My Fathers, My Mother and Me / 20 Years of Madness
For fans of: Families, Reunions, Performance Art
Why you should care: At a first glance, these films could not appear to be more different. The Austrian movie contains some of the most unsettling footage, (this film is for adults only, and then some), seen in a documentary in a long time. The film looks back on the commune Friedrichshof, into which director Paul-Julian Robert was born. He attempts later in life to try to confront his mother and piece his experience back together. Jeremy Royce’s 20 Years of Madness is a look back on a public access show from the mid-90s. The footage on the show was very raw, (think Wayne’s World but set outside in the Detroit suburbs and you’ll have some idea of the ragtag nature of the original production).
But then, a common theme emerges, which is the influence that powerful men hold over impressionable people. The leader of the commune, Otto Mühl got his start as a performance artist, and took that element of performing to extremes, and more revelations come to light where the point where the audience wonders how this man could cast such a spell. And then, in 20 Years of Madness, it slowly creeps up on the viewer the influence that de facto leader of 30 Minutes of Madness has upon the rest of the group, and how he comes across, quite frankly, as something of a bully, it is clear that the two films share more than a showing at Slamdance.
Birds of Neptune
For fans of: Self-expression, Music, Dance

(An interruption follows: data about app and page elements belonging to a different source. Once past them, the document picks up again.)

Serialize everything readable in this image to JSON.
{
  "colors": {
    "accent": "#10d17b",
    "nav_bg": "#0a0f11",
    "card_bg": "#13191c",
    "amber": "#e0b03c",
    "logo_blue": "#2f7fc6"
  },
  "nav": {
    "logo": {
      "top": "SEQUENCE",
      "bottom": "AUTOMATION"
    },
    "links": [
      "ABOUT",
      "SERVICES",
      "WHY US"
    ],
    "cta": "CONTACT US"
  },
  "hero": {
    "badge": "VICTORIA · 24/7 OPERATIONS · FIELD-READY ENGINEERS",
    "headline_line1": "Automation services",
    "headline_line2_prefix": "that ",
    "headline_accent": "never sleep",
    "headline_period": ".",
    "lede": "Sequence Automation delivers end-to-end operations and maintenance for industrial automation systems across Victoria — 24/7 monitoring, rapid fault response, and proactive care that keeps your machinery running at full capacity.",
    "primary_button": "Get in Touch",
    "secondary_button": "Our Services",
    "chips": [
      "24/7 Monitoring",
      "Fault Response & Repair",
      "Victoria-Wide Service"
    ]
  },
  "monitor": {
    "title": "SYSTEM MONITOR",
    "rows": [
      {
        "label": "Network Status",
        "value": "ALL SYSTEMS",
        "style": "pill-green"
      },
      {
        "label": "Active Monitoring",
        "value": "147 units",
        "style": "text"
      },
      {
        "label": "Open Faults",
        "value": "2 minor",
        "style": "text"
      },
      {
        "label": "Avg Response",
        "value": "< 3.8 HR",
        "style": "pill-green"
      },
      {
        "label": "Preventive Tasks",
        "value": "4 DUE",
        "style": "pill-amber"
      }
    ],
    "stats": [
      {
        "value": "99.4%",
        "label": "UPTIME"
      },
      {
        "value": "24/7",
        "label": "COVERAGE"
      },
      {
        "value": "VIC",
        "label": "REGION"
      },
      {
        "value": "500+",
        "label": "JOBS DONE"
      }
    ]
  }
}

Why you should care: The husband and wife team Steven Richter and Flavia Rocha created this mature affair, set in Portland, Oregon, featuring music from local artists. In a sense, the film draws parallels to Diamond Tongues, but is much sadder. It is essentially a story of responses to loss, as Mona (Molly Elizabeth Parker) and Rachel (Britt Harris) express the loss of their parents quite differently, with Mona showing off her body and acting out, and Rachel putting her soul into music, and playing away her feelings. A young boy named Thor enters the story at some point, as does a grad student named Zach, and the turbulence haunts the viewer long afterwards.
For fans of: The female gaze
Why you should care: Jiyoung Lee’s feature explores an issue that seems to be heretofore unveiled, which is the needs of female wanting to exploit and objectify a man. Perhaps far more surprising is that the titular Female Pervert, Phoebe, (Jennifer Lee), a video-game designer, is Asian. Female desire seen through the lens of an Asian woman is a far from being fertile subject in contemporary film, to say the least While the trailer for the film hints at the theme of the movie, (a woman wants to use a dildo on a man, and proceeds to mount it on a Theremin), it is actually quite different, and features a later sequence that is as profound as it is unexpected.
Yosemite (Closing Night Film)
For fans of: James Franco, Palo Alto, Literary Fiction
Why you should care: Gabrielle Demeestere a classmate of James Franco at NYU, (yes, this is how they met), films a work based upon two short stories from Franco’s book, Palo Alto. While Gia Coppola’s film focused upon teenagers, the protagonists here, Chris, Joe and Ted, (Everett Meckler, Alec Mansky and Calum John) are much younger. The shifting perspectives and eight bit video game motif commences with a trip to Yosemite, featuring Franco in a role based on his father, but on its return to civilization, Yosemite becomes a moving coming of age story, with threats of the human and animal variety, a brilliantly-shot, perfect conclusion to the festival.
Slamdance runs from January 23rd to January 29th at the Treasure Mountain Inn in Park City, Utah.